### TO DO
The string "this" may appear in lines of the entries below. Report how many lines hold it, with only the number.

### GIVEN RECORDS

────────

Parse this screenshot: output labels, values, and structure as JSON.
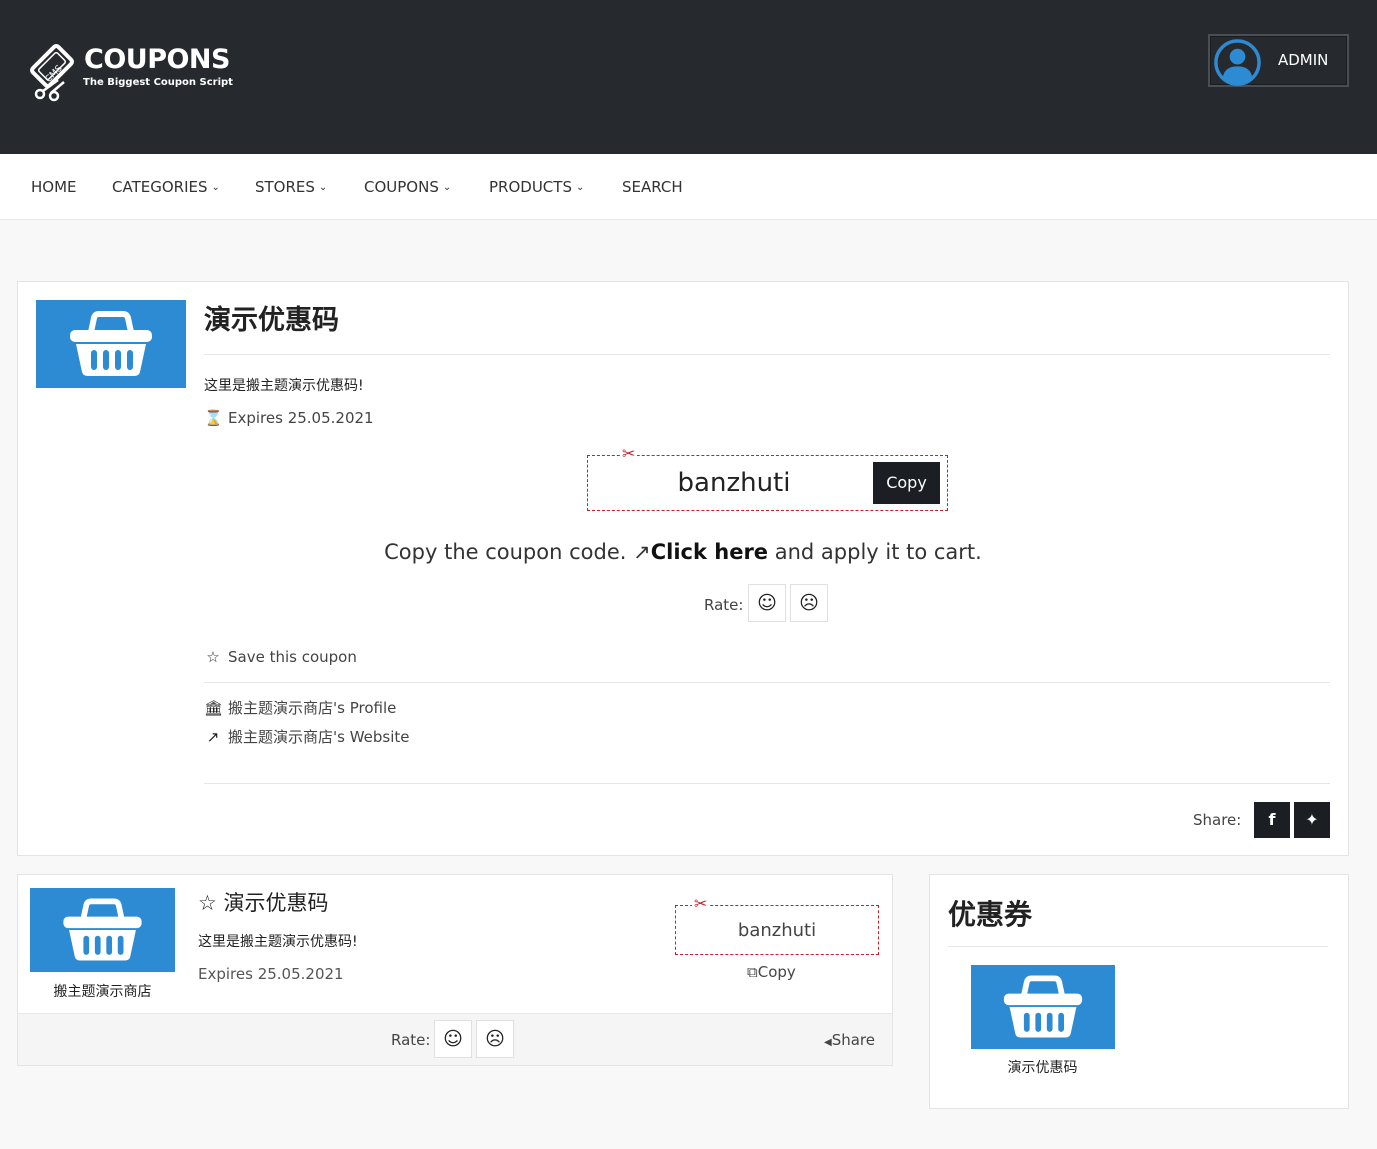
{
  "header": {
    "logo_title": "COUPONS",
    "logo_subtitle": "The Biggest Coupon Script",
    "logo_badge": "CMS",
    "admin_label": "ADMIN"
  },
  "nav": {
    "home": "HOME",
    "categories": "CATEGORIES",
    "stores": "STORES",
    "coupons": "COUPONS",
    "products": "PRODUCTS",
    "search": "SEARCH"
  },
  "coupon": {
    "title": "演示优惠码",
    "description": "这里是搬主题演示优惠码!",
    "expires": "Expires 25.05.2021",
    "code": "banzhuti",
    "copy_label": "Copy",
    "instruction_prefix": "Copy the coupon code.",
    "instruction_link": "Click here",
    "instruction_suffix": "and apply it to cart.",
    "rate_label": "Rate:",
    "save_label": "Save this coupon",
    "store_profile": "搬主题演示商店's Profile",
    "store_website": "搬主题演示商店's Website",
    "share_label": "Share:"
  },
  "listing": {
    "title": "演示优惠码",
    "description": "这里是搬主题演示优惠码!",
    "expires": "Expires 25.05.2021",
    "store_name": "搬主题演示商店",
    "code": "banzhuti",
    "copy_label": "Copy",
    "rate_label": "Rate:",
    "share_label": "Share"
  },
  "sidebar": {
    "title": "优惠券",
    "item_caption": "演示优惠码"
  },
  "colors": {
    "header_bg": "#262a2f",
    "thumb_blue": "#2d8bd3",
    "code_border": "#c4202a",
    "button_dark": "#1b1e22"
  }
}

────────

### EXERCISE RESULT
2